Contrast this DOJ fast-tracking of New Hampshire’s patently unqualified bailout request with its conduct in the Shelby County case. In Shelby, the district court noted that DOJ had objected in 2008 to an annexation of the city of Calera, a “governmental unit” within Shelby County, and that Shelby County held several special elections under one county ordinance that had not been submitted to DOJ for preclearance. That’s right — there was only one prior objection and only one voting change (not 20 or 90) that had not been submitted. Yet DOJ asked the court for six months of discovery to investigate Shelby County’s eligibility for bailout. The court denied the request and permitted no discovery into the eligibility question.
The internal DOJ November 18 memorandum indicates that, while 91.84 percent of eligible voters in New Hampshire are registered, “voter registration is lower in covered jurisdictions.” In fact, the registration rate drops steeply — to close to 70 percent — in four of the ten covered towns. In another two, the rate is lower than the state average. The memorandum also states that minority contacts in New Hampshire “were not aware of any active programs or efforts . . . to encourage voter registration or minority participation in the electoral process.” Yet these were not considered important factors by Voting Section Chief Herren and his team of lawyers, even though the statute says that covered jurisdictions must show “constructive efforts” to increase registration and voting and that a court should consider registration rates and disparities among them. Indeed, a standard part of the normal DOJ investigation is to interview minority contacts to see if they support bailout. The November 18 memorandum lists seven minority contacts. Four of the seven — including the president of the Manchester branch of the NAACP — opposed bailout.

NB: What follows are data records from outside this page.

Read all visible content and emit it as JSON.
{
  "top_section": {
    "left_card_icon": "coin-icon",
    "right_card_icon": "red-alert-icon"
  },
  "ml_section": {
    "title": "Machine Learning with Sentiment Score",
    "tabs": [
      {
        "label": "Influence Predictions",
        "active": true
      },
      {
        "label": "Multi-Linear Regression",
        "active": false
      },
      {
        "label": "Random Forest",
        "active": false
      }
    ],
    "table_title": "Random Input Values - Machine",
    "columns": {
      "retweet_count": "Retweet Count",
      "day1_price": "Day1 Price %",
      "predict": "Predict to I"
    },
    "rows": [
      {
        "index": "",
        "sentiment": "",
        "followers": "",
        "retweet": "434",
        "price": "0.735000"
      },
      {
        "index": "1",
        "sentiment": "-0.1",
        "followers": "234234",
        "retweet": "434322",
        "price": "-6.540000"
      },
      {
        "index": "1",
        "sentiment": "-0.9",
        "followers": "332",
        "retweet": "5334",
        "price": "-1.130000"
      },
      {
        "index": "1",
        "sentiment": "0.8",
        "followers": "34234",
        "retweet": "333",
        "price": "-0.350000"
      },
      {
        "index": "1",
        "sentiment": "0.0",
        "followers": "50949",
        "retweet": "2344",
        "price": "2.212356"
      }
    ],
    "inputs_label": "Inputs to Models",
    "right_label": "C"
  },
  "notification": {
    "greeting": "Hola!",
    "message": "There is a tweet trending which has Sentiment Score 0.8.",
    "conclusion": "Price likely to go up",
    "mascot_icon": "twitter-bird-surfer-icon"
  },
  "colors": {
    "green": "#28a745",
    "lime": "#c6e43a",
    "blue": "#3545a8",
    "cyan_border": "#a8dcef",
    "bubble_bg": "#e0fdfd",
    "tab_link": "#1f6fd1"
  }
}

Most minority contacts in New Hampshire opposed bailout because of perceived racial discrimination. Combined with the fact that the voter-registration rate in more than half of the covered jurisdictions is lower than the state average, such findings of noncompliance would have been the death knell for a bailout application when I worked in the Civil Rights Division.
So why the big hurry with New Hampshire and the refusal of the Justice Department to comply with the bailout requirements of Section 5? Sources tell me it’s because Justice wants to be able to get up before the Supreme Court in the Shelby County case and show that an entire state was able to bail out of Section 5. They want to argue that there is a viable way out for covered jurisdictions, including states, and that therefore the Supreme Court should not decide the constitutional issue. Justice officials are afraid that otherwise the Court will overturn Section 5. According to former Voting Section lawyer Christian Adams, DOJ has worked a similar deception in another bailout case involving Merced County, California.
For any jurisdiction covered under Section 5, the key to a successful bailout is DOJ consent. Yes, bailout is technically granted by a federal court, but judges tend to rubber-stamp such requests if Justice consents. In the New Hampshire case, the three-judge panel should not give the matter just a cursory review. It should deny bailout and make the Civil Rights Division justify its consent, given the state’s clear failure to comply with the statute. The Justice Department is trying to create evidence that it can use in its effort to manipulate the Supreme Court in the Shelby case.
Finally, the Supreme Court justices should take into account the improper, or at least highly unusual, actions of the Justice Department in the New Hampshire case when the Court considers the constitutionality of Section 5 in the Shelby County case. The department’s clear manipulation of the statute is just one more reason to throw out Section 5 of the Voting Rights Act, a statutory provision whose time has come and gone.
— Hans A. von Spakovsky is a senior legal fellow at the Heritage Foundation. He is a former career lawyer at the Justice Department, where he served as counsel to the assistant attorney general for civil rights.